    So it seems that Windows / NPS / 802.1x "sort of" fulfills either requirements - logon for domain-joined machines (probably using the TPM chip for machine certificates to make it more secure..) and "sort of" BYOD exactly in the way you describe it: Providing the user with a checklist.

    Elke

    Tuesday, July 1, 2014 2:10 PM

All replies

  • Hi,

    It is by design. Because the windows default setting doesn’t match your environment.

    You have two options,

    1. Add all of the devices in your domain. Use AD credentials to login.
    2. Edit the wireless profile manually.

    You have two choices to deploy certificate on your NPS server,

    1. Deploy your own certification authority
    2. Import a third-party certificate

    To deploy a CA and NPS server certificate, you may refer the link below,

    Deploying Certificates for PEAP and EAP

    http://technet.microsoft.com/en-us/library/cc754367(v=ws.10).aspx

    For detailed information, please view the article below,

    Checklist: Implementing 802.1X Authenticate Wireless Access

    http://technet.microsoft.com/en-us/library/dd283023(v=WS.10).aspx

    Hope this helps.



    Steven Lee

    TechNet Community Support

    Tuesday, July 1, 2014 9:58 AM
  • My take on this is that Windows NPS / PEAP / 802.1x settings have been developed with a domain environment in mind. The configuration options haven't changed that much since a time when BYOD was not a hot topic yet. NAP was a solution that tried to tackle BYOD in a sense, but I learned myself on these forums recently that NAP has been deprecated (as it had been hard to provide NAP clients for all the different devices).

    On the contrary, I often have discussions about PEAP and NPS making it too easy to allow non-corporate machines access the domain network - as users only have to type in their credentials if clients are configured for user authentication, the user controls his machine's settings, and NPS does in general not doing strict two-factor authentication in terms of machine + user authentication for one "session".

    So it seems that Windows / NPS / 802.1x "sort of" fulfills either requirements - logon for domain-joined machines (probably using the TPM chip for machine certificates to make it more secure..) and "sort of" BYOD exactly in the way you describe it: Providing the user with a checklist.

    Elke
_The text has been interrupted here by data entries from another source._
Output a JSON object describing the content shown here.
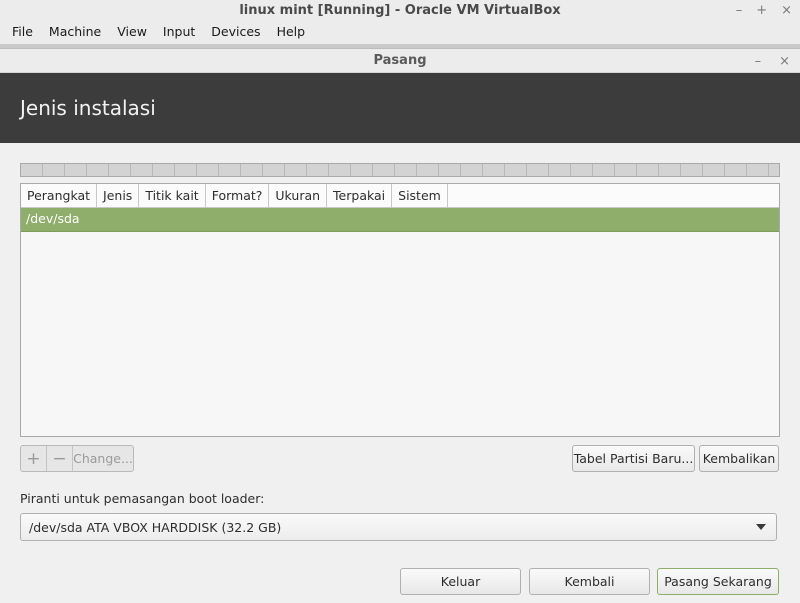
{
  "vbox": {
    "title": "linux mint [Running] - Oracle VM VirtualBox",
    "controls": [
      "–",
      "+",
      "×"
    ],
    "menu": [
      "File",
      "Machine",
      "View",
      "Input",
      "Devices",
      "Help"
    ]
  },
  "dialog": {
    "title": "Pasang",
    "controls": [
      "–",
      "×"
    ],
    "header_title": "Jenis instalasi"
  },
  "table": {
    "columns": [
      "Perangkat",
      "Jenis",
      "Titik kait",
      "Format?",
      "Ukuran",
      "Terpakai",
      "Sistem"
    ],
    "rows": [
      {
        "device": "/dev/sda",
        "selected": true
      }
    ]
  },
  "partition_buttons": {
    "add_icon": "+",
    "remove_icon": "−",
    "change_label": "Change..."
  },
  "new_table_label": "Tabel Partisi Baru...",
  "revert_label": "Kembalikan",
  "boot_loader": {
    "label": "Piranti untuk pemasangan boot loader:",
    "selected": "/dev/sda ATA VBOX HARDDISK (32.2 GB)"
  },
  "footer": {
    "quit_label": "Keluar",
    "back_label": "Kembali",
    "install_label": "Pasang Sekarang"
  },
  "colors": {
    "header_bg": "#3c3c3c",
    "selected_row": "#8fad6b",
    "primary_border": "#8fad6b"
  }
}
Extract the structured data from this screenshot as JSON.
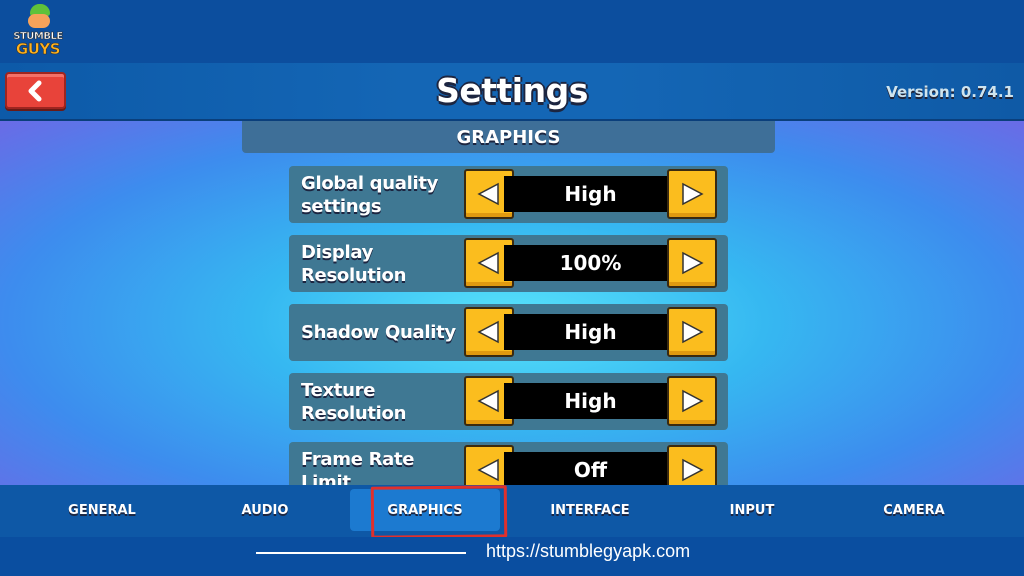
{
  "app": {
    "logo_line1": "STUMBLE",
    "logo_line2": "GUYS"
  },
  "header": {
    "title": "Settings",
    "version": "Version: 0.74.1",
    "back_icon": "chevron-left-icon"
  },
  "section": {
    "title": "GRAPHICS"
  },
  "settings": [
    {
      "label": "Global quality settings",
      "value": "High"
    },
    {
      "label": "Display Resolution",
      "value": "100%"
    },
    {
      "label": "Shadow Quality",
      "value": "High"
    },
    {
      "label": "Texture Resolution",
      "value": "High"
    },
    {
      "label": "Frame Rate Limit",
      "value": "Off"
    }
  ],
  "tabs": [
    {
      "label": "GENERAL",
      "active": false
    },
    {
      "label": "AUDIO",
      "active": false
    },
    {
      "label": "GRAPHICS",
      "active": true
    },
    {
      "label": "INTERFACE",
      "active": false
    },
    {
      "label": "INPUT",
      "active": false
    },
    {
      "label": "CAMERA",
      "active": false
    }
  ],
  "footer": {
    "url": "https://stumblegyapk.com"
  },
  "colors": {
    "arrow_button": "#fbbd1e",
    "back_button": "#e8433a",
    "active_tab": "#1c7ad0",
    "annotation": "#e0302c"
  }
}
    Tuesday, July 1, 2014 2:10 PM
  • Actaully what made me worried about this scenario is that I am also studying at a university and they have also recently setup 802.1x access for students on wireless network. My laptop is on my work place domain and I tried connecting with the available SSID at my university. I had to change nothing and it got connected after asking my user name and password. This made me to think about wireless network at my work place. Because I am responbsible for all the wireless setup and support and foresee that with BYOD policy in place it will be a hassle for staff and students (I am working at a college) to make manual necessary changes before they can connect to wireless network. I wonder what is different between wireless network at my work place and at my university where I am studying under the information provided by you.

    From your post I understand that NPS and PEAP with 802.1x is designed to be implemented with domain services in mind and not for devices which are not on domain. Obviously I can't put all sort of devices on our domain network. 802.1x and PEAP with NPS server is working very well but it just the windows systems will create issues when in next term students will bring their own laptops.

    So after this discussion I understand that users have to make maunal changes to connect to wireless network with NPS / PEAP and 802.1x authentication?

    I thank you both for taking time and for responding to my query.

    Tuesday, July 1, 2014 8:36 PM